The re-creation of the graffiti is based on images taken in the 1970s by the photographer David Godlis, who documented the New York rock and punk scenes. Several band names indicate that this is how the bathrooms would have looked shortly after 1976, when Dead Boys, a punk band managed by CBGB’s owner Hilly Kristal, first played at the club.
Debbie Harry said the walls resonated with the voices of CBGB. “The messages from all of them were greetings and calls to be recognized by anyone who stepped into the zone of clandestine fulfillment that existed on the Bowery and especially at CB’s during the punk years,” she wrote by e-mail. “The tradition of writing on bathroom walls wasn’t particular to those toilets, but the ferocity was definitely related to the club, the music and all the people who went there.”

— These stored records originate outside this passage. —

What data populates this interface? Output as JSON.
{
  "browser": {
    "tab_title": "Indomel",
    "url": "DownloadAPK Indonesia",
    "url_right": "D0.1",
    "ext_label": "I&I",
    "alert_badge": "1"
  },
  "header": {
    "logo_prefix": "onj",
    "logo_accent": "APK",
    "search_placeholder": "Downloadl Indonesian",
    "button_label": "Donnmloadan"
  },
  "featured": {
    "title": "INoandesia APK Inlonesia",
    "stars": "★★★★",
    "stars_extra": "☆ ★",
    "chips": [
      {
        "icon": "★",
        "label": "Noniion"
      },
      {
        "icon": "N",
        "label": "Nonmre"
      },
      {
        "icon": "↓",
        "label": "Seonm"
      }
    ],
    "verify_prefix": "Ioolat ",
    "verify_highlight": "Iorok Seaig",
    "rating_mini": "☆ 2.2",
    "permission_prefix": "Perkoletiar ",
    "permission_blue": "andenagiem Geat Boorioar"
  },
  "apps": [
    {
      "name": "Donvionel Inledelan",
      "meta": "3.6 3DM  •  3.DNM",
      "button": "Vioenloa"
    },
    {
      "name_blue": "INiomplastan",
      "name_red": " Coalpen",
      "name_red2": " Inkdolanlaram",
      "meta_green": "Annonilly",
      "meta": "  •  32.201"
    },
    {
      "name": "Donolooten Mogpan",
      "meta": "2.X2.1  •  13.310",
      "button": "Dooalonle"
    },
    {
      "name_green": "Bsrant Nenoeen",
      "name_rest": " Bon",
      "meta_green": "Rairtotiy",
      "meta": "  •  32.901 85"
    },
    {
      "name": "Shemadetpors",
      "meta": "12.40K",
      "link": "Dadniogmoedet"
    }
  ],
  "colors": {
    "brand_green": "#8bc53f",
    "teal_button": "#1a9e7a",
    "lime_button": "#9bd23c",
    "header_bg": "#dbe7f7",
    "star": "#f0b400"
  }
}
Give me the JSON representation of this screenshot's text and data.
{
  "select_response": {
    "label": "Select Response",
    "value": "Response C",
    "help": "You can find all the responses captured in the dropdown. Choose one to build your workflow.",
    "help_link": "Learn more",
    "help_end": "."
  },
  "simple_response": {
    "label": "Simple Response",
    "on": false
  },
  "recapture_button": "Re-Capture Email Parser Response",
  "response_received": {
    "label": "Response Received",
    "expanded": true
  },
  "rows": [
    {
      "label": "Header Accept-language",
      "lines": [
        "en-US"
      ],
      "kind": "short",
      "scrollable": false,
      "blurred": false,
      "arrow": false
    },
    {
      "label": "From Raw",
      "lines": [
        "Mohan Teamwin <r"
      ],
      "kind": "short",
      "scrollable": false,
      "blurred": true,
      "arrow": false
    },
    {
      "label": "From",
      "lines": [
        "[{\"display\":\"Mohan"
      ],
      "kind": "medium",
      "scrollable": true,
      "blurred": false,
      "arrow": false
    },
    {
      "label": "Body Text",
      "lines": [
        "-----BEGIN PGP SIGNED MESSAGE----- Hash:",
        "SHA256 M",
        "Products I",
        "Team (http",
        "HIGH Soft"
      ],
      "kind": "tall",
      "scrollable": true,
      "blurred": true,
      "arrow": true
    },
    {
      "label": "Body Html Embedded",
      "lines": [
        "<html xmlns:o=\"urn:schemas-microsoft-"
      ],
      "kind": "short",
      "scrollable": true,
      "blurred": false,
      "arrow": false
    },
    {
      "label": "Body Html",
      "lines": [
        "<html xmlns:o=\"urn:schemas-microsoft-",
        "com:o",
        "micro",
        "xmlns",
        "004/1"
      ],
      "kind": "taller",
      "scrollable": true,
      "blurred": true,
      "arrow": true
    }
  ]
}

Visitors have wondered about the lack of privacy, but Jimmy Webb, the manager at Trash and Vaudeville, recently recalled that it was common to see both genders using the toilets for their intended purposes and for illicit ones. “There literally were no barriers, so anything and everything went, and I don’t mean that in a negative way,” he said. “You would see the most beautiful people in there, and there wasn’t much difference from Studio 54, except for the culture.”

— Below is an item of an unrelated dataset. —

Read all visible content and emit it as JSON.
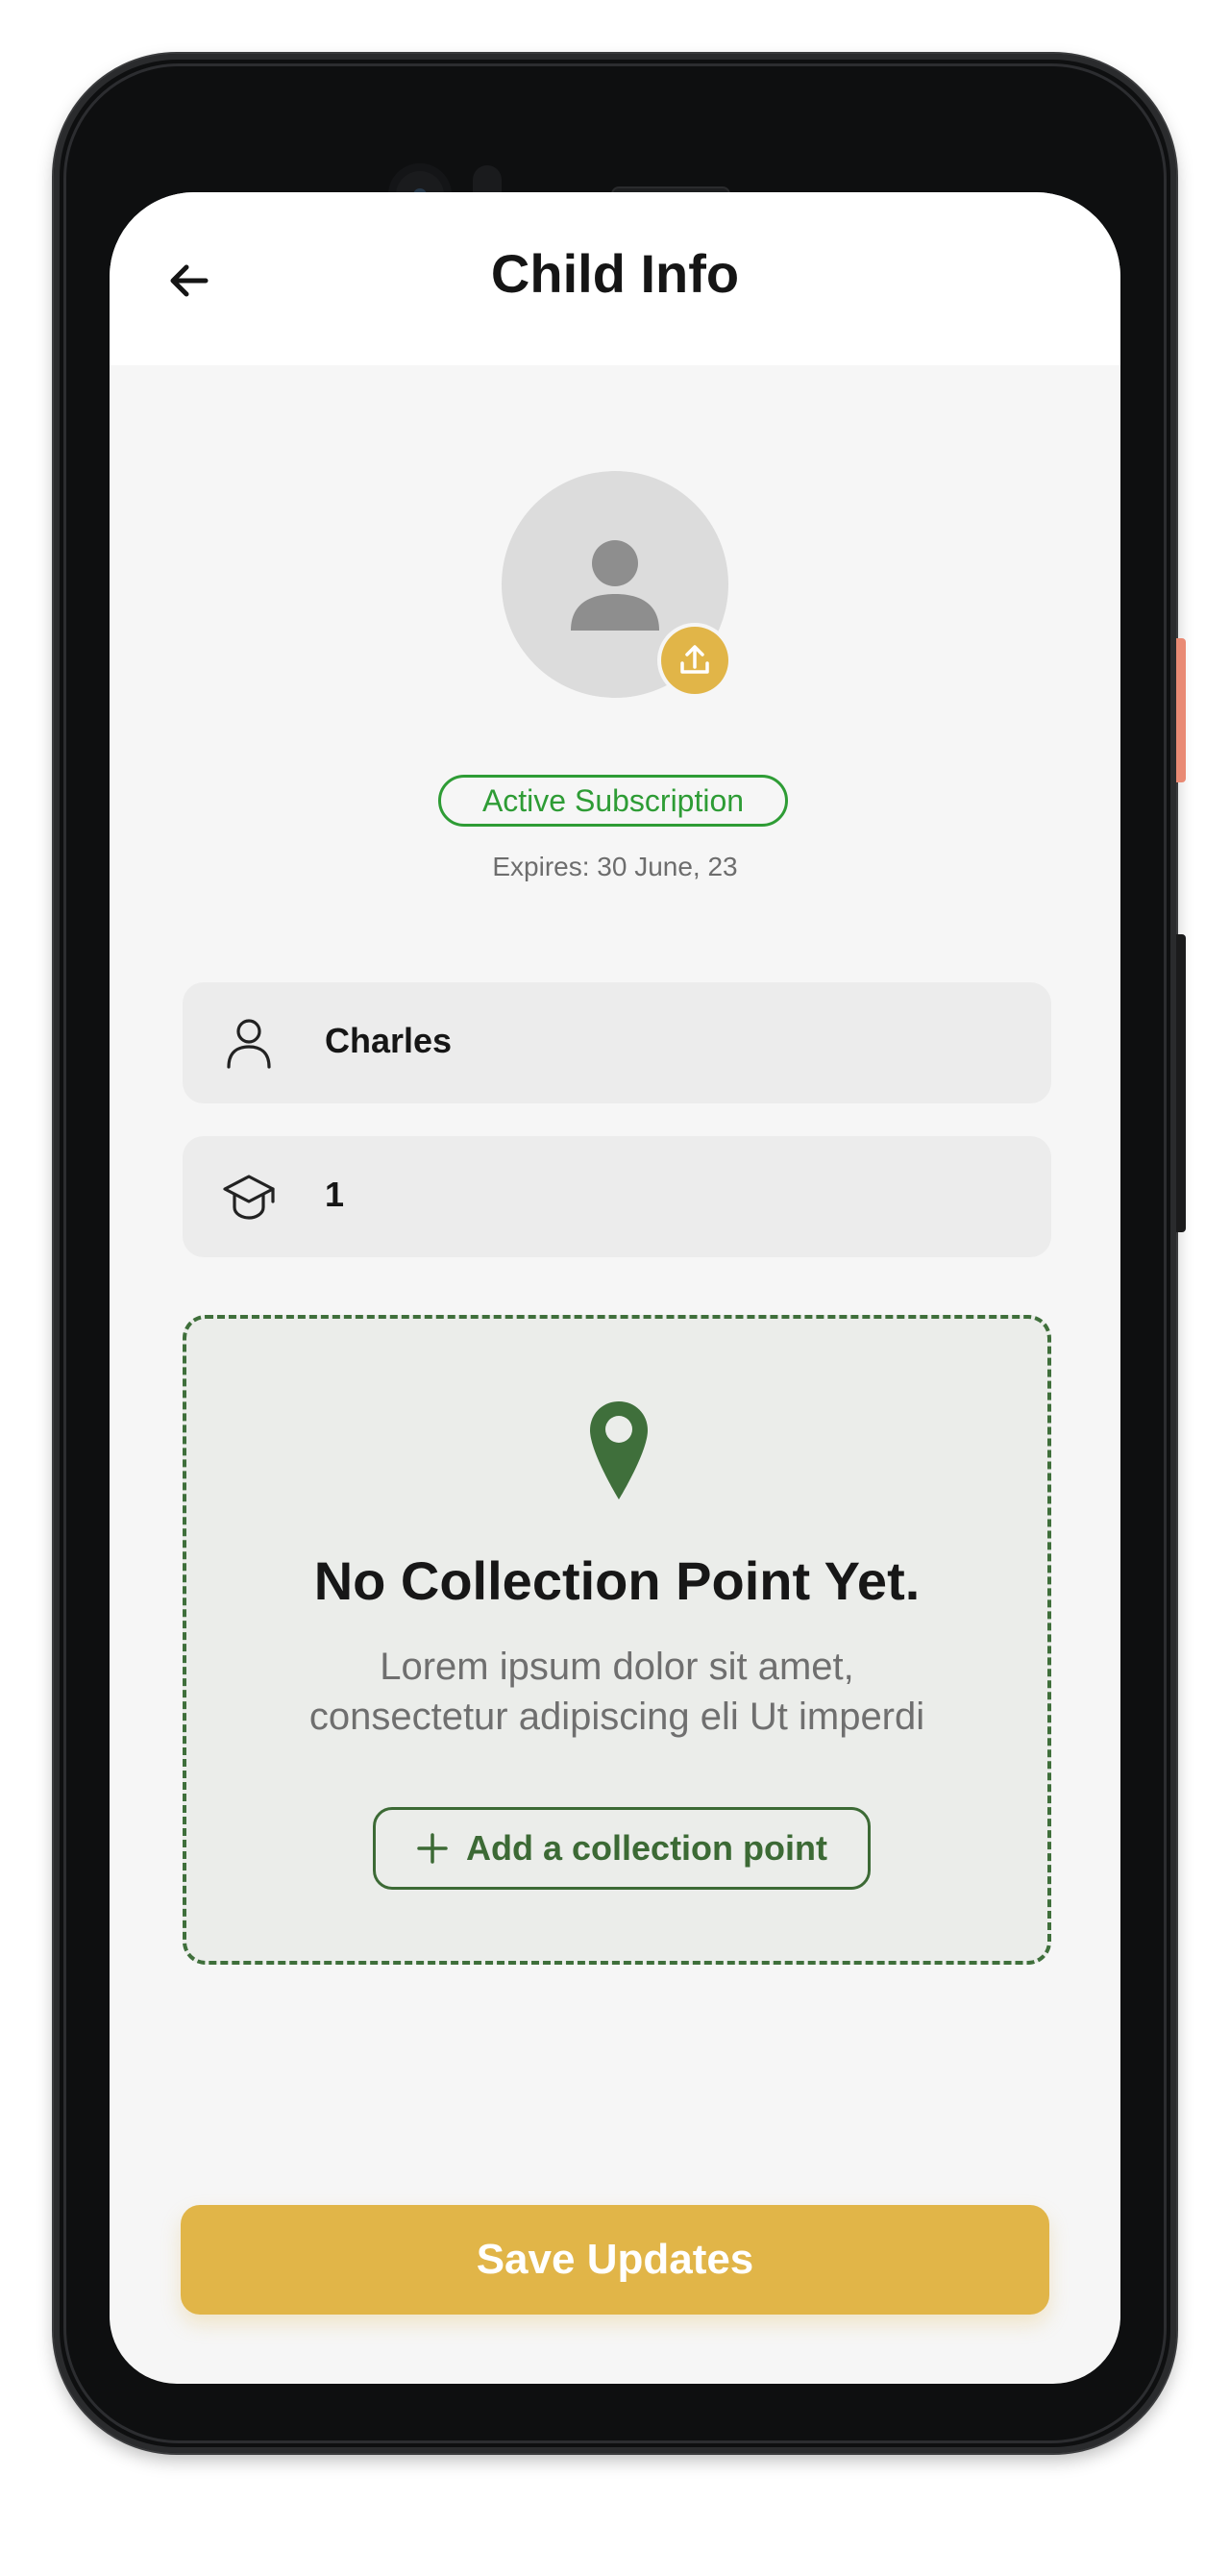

David Byrne described the toilets as “legendarily nasty.”
Fran Lebowitz paid a visit to the restroom “for less than a minute,” she said in an interview this month. “By the way, there wasn’t a huge difference between the cleanliness of the bathroom and the rest of the place.”
- Eric Wilson, 'A Necessary Stop', New York Times, 29 May 2013